  3. Warm Underside of Sticker With Hair Dryer

    If the sticker is persistent, grab your hair dryer again and gently heat the underside of the sticker as you pull it away from the wood. If there is any remaining residue once you've removed the sticker, you can use a soft cloth with warm water (and soap, if necessary) or try one of the other methods recommended in this article.

Remove Stickers From Wood With Rubbing Alcohol

If you don't have rubbing alcohol on hand, another solvent you could consider is white vinegar. Vinegar can be especially effective on painted woods. However, make sure to test whichever liquid you select in an inconspicuous area before applying it to the sticker, especially if your wood is stained or treated.

  1. Cover Sticker in Alcohol-Soaked Cloth

    Start by soaking a paper towel or cloth in alcohol. If the sticker is particularly defiant, lay the cloth over the sticker and leave it for 30 minutes to work its magic. If you're in a hurry, move on to the next step first (you can always soak the sticker later).

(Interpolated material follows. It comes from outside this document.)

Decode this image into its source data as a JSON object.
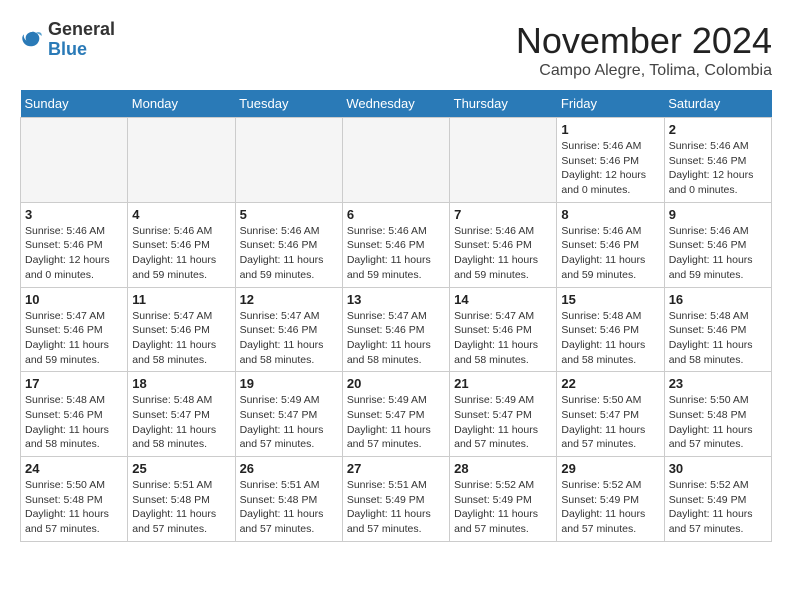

  2. Gently Rub Sticker With Cloth

    Take your alcohol-soaked cloth and rub around the sticker in a circular motion. You should notice the paper and residue slowly begin to dissolve and lift away from the wood. If you experience any resistance, move back to the first step and leave the cloth and sticker together again.

  3. Wash Remaining Sticker Residue Away

    For this method, the alcohol alone should be strong enough to pry the sticker away from the wood. But, if you encounter any sticky remains, submerge a cloth in warm water (and soap, if needed), then wipe away the leftovers.

Remove Stickers From Wood With Vegetable Oil

While it's perfectly safe to use oil on wooden materials, vegetable oil may darken the color of your wood (especially if your wood is unfinished). Before you attempt this method, test the oil on the wood surface in an inconspicuous location. If you don't have vegetable oil on hand, olive oil is effective as well.

  1. Add Drops of Vegetable Oil to Sticker

    Start by coating the sticker in a thin layer of oil. You want the sticker completely covered, so the oil can penetrate the paper and loosen its grip on the wood. Leave the oil alone for at least a few minutes and as much as an hour.

  2. Gently Lift Sticker with Tool

    After the oil has soaked the sticker, use a plastic scraper or credit card (or your fingernails) to pick at the corners of the sticker. Slowly pull it up, watching for any leftover residue.

  3. Wash Away Remaining Sticker Residue

    If the vegetable oil works on the first try and removes the sticker and any sticky residue, simply wipe away any leftover oil with a damp cloth. However, if you notice some remaining residue, use some warm, soapy water to gently tackle what's left.